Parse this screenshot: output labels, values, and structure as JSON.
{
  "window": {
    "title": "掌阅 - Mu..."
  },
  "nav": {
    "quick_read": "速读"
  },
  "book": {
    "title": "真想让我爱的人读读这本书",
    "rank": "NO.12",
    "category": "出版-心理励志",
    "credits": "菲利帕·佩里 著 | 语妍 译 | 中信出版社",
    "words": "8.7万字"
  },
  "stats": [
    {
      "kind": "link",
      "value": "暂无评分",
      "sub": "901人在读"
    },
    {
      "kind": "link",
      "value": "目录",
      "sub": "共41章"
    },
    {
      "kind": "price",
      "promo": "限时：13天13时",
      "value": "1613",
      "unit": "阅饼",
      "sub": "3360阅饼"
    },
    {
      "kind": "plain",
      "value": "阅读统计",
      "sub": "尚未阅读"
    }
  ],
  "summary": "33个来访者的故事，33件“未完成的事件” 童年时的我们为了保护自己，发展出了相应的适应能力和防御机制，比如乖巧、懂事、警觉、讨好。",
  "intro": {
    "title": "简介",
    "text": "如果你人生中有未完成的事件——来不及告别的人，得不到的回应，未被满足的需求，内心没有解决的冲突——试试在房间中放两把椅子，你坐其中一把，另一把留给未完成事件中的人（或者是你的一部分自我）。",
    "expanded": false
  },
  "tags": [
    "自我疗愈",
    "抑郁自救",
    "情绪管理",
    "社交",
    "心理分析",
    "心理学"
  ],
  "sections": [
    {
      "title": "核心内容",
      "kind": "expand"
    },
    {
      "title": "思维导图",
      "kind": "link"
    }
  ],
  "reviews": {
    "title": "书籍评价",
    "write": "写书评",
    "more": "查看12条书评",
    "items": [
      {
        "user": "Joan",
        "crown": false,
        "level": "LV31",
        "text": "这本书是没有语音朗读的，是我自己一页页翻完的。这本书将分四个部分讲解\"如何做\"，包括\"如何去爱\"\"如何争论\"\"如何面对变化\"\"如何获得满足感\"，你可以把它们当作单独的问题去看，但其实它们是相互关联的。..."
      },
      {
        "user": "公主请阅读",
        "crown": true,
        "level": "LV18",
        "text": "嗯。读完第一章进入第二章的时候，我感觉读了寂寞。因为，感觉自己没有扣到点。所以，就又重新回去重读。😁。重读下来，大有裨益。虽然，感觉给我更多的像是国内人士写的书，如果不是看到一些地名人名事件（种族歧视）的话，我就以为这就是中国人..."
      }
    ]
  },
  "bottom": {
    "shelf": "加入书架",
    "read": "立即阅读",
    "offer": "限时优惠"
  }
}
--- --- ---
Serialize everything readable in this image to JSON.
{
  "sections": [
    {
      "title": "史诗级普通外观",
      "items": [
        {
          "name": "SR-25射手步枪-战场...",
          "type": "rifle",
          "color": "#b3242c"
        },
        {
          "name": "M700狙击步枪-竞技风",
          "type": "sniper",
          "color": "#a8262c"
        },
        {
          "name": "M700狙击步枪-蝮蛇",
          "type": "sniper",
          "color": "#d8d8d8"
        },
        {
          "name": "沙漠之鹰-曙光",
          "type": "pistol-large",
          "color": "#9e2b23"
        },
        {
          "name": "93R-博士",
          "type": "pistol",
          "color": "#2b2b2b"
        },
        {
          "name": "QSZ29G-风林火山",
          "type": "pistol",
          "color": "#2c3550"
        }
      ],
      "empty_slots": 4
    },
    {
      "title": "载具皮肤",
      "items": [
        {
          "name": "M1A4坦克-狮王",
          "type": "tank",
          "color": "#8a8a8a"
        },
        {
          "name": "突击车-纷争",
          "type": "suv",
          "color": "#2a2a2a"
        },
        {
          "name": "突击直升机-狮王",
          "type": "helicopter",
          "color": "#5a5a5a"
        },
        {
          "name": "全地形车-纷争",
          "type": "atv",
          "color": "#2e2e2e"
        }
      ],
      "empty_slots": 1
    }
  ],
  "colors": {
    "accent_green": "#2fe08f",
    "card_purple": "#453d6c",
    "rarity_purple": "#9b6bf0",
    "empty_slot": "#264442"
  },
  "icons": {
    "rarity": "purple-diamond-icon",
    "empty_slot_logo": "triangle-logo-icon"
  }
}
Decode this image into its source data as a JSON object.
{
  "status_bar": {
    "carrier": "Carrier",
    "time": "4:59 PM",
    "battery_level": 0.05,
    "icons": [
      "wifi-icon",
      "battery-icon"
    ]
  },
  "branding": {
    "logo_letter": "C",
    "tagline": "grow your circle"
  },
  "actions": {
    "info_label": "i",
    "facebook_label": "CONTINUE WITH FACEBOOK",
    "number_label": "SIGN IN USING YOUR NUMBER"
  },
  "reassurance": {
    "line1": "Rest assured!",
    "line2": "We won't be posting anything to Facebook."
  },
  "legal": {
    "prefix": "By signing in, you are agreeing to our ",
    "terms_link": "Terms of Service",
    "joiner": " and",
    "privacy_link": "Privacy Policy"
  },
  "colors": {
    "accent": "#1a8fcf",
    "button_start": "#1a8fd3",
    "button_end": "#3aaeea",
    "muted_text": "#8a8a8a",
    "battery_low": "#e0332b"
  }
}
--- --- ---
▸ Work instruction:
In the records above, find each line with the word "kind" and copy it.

▸ Answer box:
      "kind": "link",
      "kind": "link",
      "kind": "price",
      "kind": "plain",
      "kind": "expand"
      "kind": "link"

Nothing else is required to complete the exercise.